» INSTRUCTIONS FOR THE TASK: Answer with a single number, the count of lines in the material below that contain the word "مشاهدة".

▽

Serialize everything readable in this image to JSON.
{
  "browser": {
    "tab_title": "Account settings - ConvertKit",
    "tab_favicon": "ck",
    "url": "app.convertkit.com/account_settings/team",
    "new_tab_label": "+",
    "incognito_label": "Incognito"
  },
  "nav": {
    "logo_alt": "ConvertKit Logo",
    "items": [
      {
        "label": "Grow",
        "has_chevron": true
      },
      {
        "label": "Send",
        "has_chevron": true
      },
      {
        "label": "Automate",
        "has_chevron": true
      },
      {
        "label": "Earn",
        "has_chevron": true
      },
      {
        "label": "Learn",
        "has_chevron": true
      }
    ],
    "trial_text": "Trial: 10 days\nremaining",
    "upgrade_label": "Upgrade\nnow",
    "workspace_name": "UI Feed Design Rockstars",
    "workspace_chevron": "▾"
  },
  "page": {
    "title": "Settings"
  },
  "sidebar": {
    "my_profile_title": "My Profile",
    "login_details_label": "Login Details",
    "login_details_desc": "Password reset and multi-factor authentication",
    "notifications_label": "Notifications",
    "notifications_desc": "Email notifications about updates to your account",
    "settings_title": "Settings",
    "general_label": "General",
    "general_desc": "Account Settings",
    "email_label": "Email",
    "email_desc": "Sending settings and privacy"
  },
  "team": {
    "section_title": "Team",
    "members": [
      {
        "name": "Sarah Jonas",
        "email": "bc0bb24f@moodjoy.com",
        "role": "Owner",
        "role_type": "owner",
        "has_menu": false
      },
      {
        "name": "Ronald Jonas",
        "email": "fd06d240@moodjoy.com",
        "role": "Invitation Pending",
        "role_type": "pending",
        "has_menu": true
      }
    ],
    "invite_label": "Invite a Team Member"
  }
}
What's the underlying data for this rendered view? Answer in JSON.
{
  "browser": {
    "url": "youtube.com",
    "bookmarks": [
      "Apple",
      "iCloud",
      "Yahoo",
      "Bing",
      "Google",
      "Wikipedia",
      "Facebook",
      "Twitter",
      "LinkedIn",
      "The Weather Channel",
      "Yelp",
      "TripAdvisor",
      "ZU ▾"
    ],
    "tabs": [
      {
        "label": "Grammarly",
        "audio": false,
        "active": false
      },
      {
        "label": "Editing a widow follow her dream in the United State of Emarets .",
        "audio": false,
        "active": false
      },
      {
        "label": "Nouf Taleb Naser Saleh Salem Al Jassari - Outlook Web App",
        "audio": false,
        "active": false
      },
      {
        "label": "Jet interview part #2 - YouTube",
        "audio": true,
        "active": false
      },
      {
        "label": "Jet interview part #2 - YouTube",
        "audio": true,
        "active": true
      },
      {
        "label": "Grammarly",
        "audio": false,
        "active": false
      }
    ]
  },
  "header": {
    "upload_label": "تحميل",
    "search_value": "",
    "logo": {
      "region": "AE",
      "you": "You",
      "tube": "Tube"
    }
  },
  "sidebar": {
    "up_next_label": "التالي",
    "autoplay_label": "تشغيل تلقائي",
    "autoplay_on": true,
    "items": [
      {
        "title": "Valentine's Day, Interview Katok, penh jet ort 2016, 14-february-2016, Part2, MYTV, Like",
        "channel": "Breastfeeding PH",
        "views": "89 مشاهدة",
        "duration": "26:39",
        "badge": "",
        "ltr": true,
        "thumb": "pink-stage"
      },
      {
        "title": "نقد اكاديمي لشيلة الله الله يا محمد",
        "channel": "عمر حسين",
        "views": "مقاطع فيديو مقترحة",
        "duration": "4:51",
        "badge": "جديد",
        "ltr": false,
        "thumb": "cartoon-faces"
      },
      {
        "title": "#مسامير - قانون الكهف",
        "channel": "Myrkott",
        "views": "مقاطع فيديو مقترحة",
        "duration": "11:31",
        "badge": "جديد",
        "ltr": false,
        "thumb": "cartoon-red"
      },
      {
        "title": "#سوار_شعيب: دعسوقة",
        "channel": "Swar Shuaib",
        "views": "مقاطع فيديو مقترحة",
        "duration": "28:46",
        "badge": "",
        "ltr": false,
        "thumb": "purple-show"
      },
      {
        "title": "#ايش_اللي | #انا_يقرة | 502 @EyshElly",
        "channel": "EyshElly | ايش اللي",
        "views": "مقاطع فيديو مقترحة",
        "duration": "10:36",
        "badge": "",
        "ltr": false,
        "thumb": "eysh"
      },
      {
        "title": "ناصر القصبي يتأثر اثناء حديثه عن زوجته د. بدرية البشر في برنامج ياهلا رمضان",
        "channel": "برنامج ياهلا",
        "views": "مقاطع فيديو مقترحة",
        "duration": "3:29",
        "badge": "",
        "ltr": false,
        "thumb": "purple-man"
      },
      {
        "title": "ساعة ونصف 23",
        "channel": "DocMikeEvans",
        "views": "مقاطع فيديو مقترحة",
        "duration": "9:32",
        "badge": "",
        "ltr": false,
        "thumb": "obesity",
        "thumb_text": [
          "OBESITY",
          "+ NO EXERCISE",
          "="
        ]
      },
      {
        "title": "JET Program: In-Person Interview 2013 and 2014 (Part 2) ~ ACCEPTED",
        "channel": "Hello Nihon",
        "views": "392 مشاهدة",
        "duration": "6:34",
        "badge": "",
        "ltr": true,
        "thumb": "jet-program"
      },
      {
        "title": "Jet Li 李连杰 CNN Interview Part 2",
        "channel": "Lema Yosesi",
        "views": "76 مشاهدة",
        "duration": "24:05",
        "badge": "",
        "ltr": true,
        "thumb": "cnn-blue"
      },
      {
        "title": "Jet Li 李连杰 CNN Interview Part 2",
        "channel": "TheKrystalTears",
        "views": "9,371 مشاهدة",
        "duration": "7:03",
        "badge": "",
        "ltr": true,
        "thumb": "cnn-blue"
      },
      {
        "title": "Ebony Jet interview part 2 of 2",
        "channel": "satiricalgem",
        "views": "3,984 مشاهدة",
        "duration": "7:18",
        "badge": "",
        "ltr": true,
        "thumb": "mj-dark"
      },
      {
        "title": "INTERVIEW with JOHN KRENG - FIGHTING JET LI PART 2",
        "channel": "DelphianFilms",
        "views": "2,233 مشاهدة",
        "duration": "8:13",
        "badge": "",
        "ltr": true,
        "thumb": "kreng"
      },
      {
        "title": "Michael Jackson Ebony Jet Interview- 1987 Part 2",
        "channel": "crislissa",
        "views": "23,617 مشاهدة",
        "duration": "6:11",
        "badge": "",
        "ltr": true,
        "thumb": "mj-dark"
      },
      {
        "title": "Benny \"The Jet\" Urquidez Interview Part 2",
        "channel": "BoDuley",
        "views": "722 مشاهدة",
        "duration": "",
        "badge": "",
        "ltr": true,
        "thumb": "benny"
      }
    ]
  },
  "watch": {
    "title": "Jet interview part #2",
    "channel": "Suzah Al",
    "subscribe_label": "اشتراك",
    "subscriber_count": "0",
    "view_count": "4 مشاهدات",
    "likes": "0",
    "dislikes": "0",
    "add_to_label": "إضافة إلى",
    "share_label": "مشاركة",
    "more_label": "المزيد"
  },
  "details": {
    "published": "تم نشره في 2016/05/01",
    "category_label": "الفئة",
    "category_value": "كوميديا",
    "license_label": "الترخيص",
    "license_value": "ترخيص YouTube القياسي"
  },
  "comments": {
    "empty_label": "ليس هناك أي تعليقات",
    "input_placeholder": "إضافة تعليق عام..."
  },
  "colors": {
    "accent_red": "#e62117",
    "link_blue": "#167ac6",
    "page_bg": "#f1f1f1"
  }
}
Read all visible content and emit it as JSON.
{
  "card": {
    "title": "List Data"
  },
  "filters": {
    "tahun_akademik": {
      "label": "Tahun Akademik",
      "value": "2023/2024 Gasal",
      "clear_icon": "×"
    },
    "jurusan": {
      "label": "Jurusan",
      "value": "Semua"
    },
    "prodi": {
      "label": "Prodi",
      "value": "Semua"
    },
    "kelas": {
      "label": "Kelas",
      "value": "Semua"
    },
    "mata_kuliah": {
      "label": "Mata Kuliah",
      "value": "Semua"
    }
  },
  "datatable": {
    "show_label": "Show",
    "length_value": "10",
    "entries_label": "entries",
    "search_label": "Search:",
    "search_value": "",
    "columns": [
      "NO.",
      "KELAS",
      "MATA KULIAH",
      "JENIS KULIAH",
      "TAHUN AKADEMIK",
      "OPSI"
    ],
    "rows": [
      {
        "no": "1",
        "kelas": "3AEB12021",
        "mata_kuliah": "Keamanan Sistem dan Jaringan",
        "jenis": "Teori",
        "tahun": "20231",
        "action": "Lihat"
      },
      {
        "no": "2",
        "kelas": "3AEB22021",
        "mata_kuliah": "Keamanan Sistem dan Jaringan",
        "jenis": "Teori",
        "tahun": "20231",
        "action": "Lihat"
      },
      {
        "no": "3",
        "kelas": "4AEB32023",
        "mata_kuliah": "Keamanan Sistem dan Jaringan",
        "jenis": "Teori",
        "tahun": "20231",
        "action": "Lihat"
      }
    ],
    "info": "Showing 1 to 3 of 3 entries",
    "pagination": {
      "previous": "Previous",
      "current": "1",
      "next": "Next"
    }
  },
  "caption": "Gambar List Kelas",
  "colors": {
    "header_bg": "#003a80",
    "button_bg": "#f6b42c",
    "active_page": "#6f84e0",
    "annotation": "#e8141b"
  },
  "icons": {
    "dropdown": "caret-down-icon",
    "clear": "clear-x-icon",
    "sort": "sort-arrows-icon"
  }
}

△

» ANSWER SPACE: 8